Kentucky Checkoff Dollars are Working Worldwide

The U.S. is poised to grow market share by providing quali­ty, high performing soy products delivered by the most reliable and consistent soy supply chain in the world. Almost 57% of soy grown in the U.S. is exported and exports will account for nearly two-thirds of all soy sales in the next few years. With 96% of the world’s consumers living outside the U.S., your checkoff dollars create and enhance programs such as these to help build a demand for U.S. soy worldwide. In the next 30 years, the world will need to feed nine billion people, with a growing middle class causing increased demand for high value protein at a reasonable cost. Serving 70 countries around the world, U.S. soy is already making a difference in human and animal health and is vastly im­proving the health of the global population.

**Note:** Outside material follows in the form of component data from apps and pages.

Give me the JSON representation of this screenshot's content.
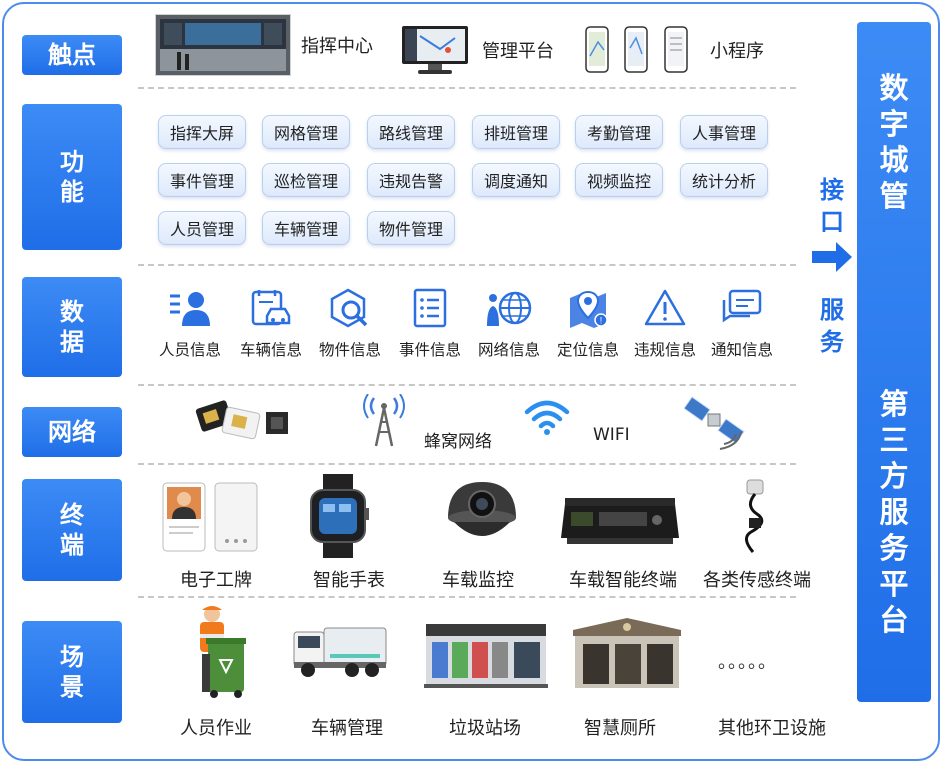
{
  "labels": {
    "touch": "触点",
    "function": [
      "功",
      "能"
    ],
    "data": [
      "数",
      "据"
    ],
    "network": "网络",
    "terminal": [
      "终",
      "端"
    ],
    "scene": [
      "场",
      "景"
    ]
  },
  "right_bar": {
    "top": [
      "数",
      "字",
      "城",
      "管"
    ],
    "bottom": [
      "第",
      "三",
      "方",
      "服",
      "务",
      "平",
      "台"
    ]
  },
  "interface": {
    "top": [
      "接",
      "口"
    ],
    "bottom": [
      "服",
      "务"
    ]
  },
  "touch_points": [
    "指挥中心",
    "管理平台",
    "小程序"
  ],
  "functions": [
    "指挥大屏",
    "网格管理",
    "路线管理",
    "排班管理",
    "考勤管理",
    "人事管理",
    "事件管理",
    "巡检管理",
    "违规告警",
    "调度通知",
    "视频监控",
    "统计分析",
    "人员管理",
    "车辆管理",
    "物件管理"
  ],
  "data_items": [
    {
      "label": "人员信息",
      "icon": "person-list-icon"
    },
    {
      "label": "车辆信息",
      "icon": "vehicle-doc-icon"
    },
    {
      "label": "物件信息",
      "icon": "object-search-icon"
    },
    {
      "label": "事件信息",
      "icon": "event-list-icon"
    },
    {
      "label": "网络信息",
      "icon": "network-globe-icon"
    },
    {
      "label": "定位信息",
      "icon": "location-map-icon"
    },
    {
      "label": "违规信息",
      "icon": "warning-icon"
    },
    {
      "label": "通知信息",
      "icon": "message-icon"
    }
  ],
  "network": {
    "cellular": "蜂窝网络",
    "wifi": "WIFI"
  },
  "terminals": [
    "电子工牌",
    "智能手表",
    "车载监控",
    "车载智能终端",
    "各类传感终端"
  ],
  "scenes": [
    "人员作业",
    "车辆管理",
    "垃圾站场",
    "智慧厕所",
    "其他环卫设施"
  ],
  "scene_dots": "。。。。。",
  "accent_color": "#1f6ee8"
}
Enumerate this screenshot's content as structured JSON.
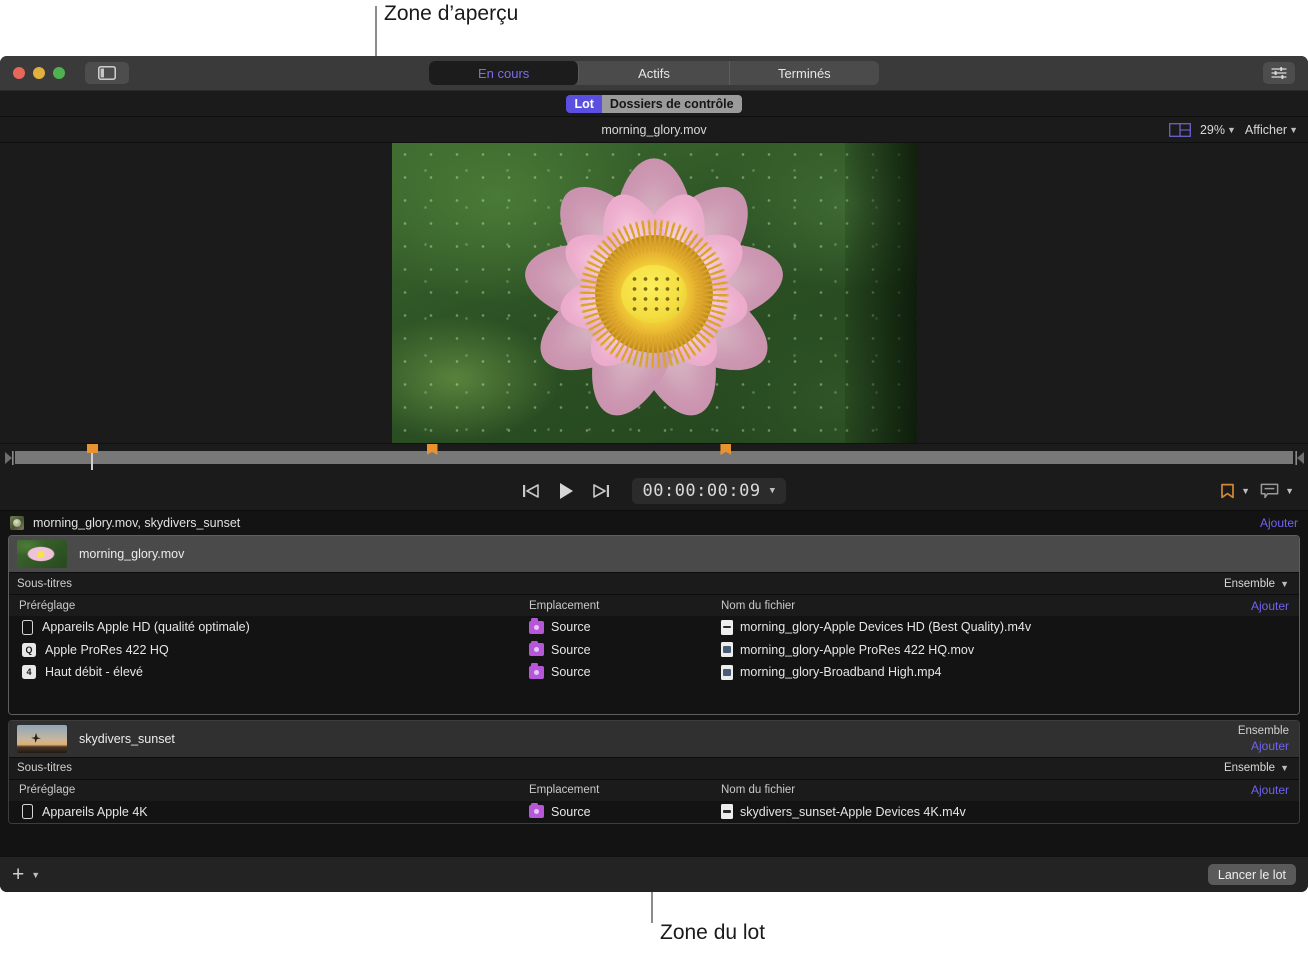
{
  "annotations": {
    "preview_zone": "Zone d’aperçu",
    "batch_zone": "Zone du lot"
  },
  "titlebar": {
    "sidebar_toggle": "sidebar-toggle",
    "inspector": "inspector-toggle",
    "tabs": [
      {
        "label": "En cours",
        "active": true
      },
      {
        "label": "Actifs",
        "active": false
      },
      {
        "label": "Terminés",
        "active": false
      }
    ]
  },
  "lotbar": {
    "segments": [
      {
        "label": "Lot",
        "active": true
      },
      {
        "label": "Dossiers de contrôle",
        "active": false
      }
    ]
  },
  "preview": {
    "title": "morning_glory.mov",
    "zoom": "29%",
    "view_menu": "Afficher"
  },
  "transport": {
    "timecode": "00:00:00:09",
    "prev_label": "go-to-start",
    "play_label": "play",
    "next_label": "go-to-end"
  },
  "batch": {
    "header_title": "morning_glory.mov, skydivers_sunset",
    "header_add": "Ajouter",
    "columns": {
      "preset": "Préréglage",
      "location": "Emplacement",
      "filename": "Nom du fichier",
      "add": "Ajouter"
    },
    "subtitles_label": "Sous-titres",
    "ensemble_label": "Ensemble",
    "jobs": [
      {
        "title": "morning_glory.mov",
        "thumb": "flower-thumbnail",
        "selected": true,
        "subtitles": "Sous-titres",
        "subtitles_value": "Ensemble",
        "outputs": [
          {
            "preset": "Appareils Apple HD (qualité optimale)",
            "preset_icon": "device-phone-icon",
            "location": "Source",
            "filename": "morning_glory-Apple Devices HD (Best Quality).m4v",
            "file_icon": "m4v-file-icon"
          },
          {
            "preset": "Apple ProRes 422 HQ",
            "preset_icon": "prores-badge-icon",
            "preset_badge": "Q",
            "location": "Source",
            "filename": "morning_glory-Apple ProRes 422 HQ.mov",
            "file_icon": "mov-file-icon"
          },
          {
            "preset": "Haut débit - élevé",
            "preset_icon": "mp4-badge-icon",
            "preset_badge": "4",
            "location": "Source",
            "filename": "morning_glory-Broadband High.mp4",
            "file_icon": "mp4-file-icon"
          }
        ]
      },
      {
        "title": "skydivers_sunset",
        "thumb": "skydivers-thumbnail",
        "selected": false,
        "title_right_label": "Ensemble",
        "title_right_add": "Ajouter",
        "subtitles": "Sous-titres",
        "subtitles_value": "Ensemble",
        "outputs": [
          {
            "preset": "Appareils Apple 4K",
            "preset_icon": "device-phone-icon",
            "location": "Source",
            "filename": "skydivers_sunset-Apple Devices 4K.m4v",
            "file_icon": "m4v-file-icon"
          }
        ]
      }
    ]
  },
  "bottom": {
    "add_label": "+",
    "launch_label": "Lancer le lot"
  },
  "colors": {
    "accent_purple": "#5a4fe0",
    "link_purple": "#6f63ef",
    "marker_orange": "#e8932f",
    "folder_purple": "#b557d8"
  }
}
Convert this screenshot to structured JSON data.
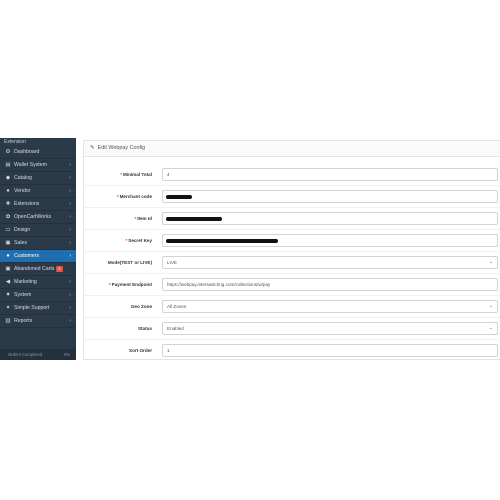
{
  "sidebar": {
    "top_label": "Extension",
    "items": [
      {
        "label": "Dashboard",
        "icon": "dashboard-icon",
        "glyph": "⚙",
        "chevron": false,
        "badge": ""
      },
      {
        "label": "Wallet System",
        "icon": "wallet-icon",
        "glyph": "▤",
        "chevron": true,
        "badge": ""
      },
      {
        "label": "Catalog",
        "icon": "tag-icon",
        "glyph": "◆",
        "chevron": true,
        "badge": ""
      },
      {
        "label": "Vendor",
        "icon": "users-icon",
        "glyph": "●",
        "chevron": true,
        "badge": ""
      },
      {
        "label": "Extensions",
        "icon": "puzzle-icon",
        "glyph": "✚",
        "chevron": true,
        "badge": ""
      },
      {
        "label": "OpenCartWorks",
        "icon": "cogs-icon",
        "glyph": "✿",
        "chevron": true,
        "badge": ""
      },
      {
        "label": "Design",
        "icon": "monitor-icon",
        "glyph": "▭",
        "chevron": true,
        "badge": ""
      },
      {
        "label": "Sales",
        "icon": "cart-icon",
        "glyph": "▣",
        "chevron": true,
        "badge": ""
      },
      {
        "label": "Customers",
        "icon": "user-icon",
        "glyph": "●",
        "chevron": true,
        "badge": "",
        "active": true
      },
      {
        "label": "Abandoned Carts",
        "icon": "cart-icon",
        "glyph": "▣",
        "chevron": false,
        "badge": "5"
      },
      {
        "label": "Marketing",
        "icon": "share-icon",
        "glyph": "◀",
        "chevron": true,
        "badge": ""
      },
      {
        "label": "System",
        "icon": "gear-icon",
        "glyph": "✷",
        "chevron": true,
        "badge": ""
      },
      {
        "label": "Simple Support",
        "icon": "support-icon",
        "glyph": "✦",
        "chevron": true,
        "badge": ""
      },
      {
        "label": "Reports",
        "icon": "bar-chart-icon",
        "glyph": "▥",
        "chevron": true,
        "badge": ""
      }
    ],
    "bottom": {
      "left": "Orders Completed",
      "right": "0%"
    },
    "colors": {
      "background": "#2b3a48",
      "active": "#1f6fb0"
    }
  },
  "panel": {
    "title": "Edit Webpay Config",
    "title_icon": "pencil-icon"
  },
  "form": {
    "fields": [
      {
        "label": "Minimal Total",
        "required": true,
        "type": "input",
        "value": "4",
        "redacted": false
      },
      {
        "label": "Merchant code",
        "required": true,
        "type": "input",
        "value": "",
        "redacted": true
      },
      {
        "label": "Item Id",
        "required": true,
        "type": "input",
        "value": "",
        "redacted": true
      },
      {
        "label": "Secret Key",
        "required": true,
        "type": "input",
        "value": "",
        "redacted": true
      },
      {
        "label": "Mode(TEST or LIVE)",
        "required": false,
        "type": "select",
        "value": "LIVE",
        "redacted": false
      },
      {
        "label": "Payment Endpoint",
        "required": true,
        "type": "input",
        "value": "https://webpay.interswitchng.com/collections/w/pay",
        "redacted": false
      },
      {
        "label": "Geo Zone",
        "required": false,
        "type": "select",
        "value": "All Zones",
        "redacted": false
      },
      {
        "label": "Status",
        "required": false,
        "type": "select",
        "value": "Enabled",
        "redacted": false
      },
      {
        "label": "Sort Order",
        "required": false,
        "type": "input",
        "value": "1",
        "redacted": false
      }
    ]
  }
}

Published: Jan 1, 1970

The materials on SRIN were funded with checkoff dollars from United Soybean Board and the North Central Soybean Research Program. To find checkoff funded research related to this research highlight or to see other checkoff research projects, please visit the National Soybean Checkoff Research Database.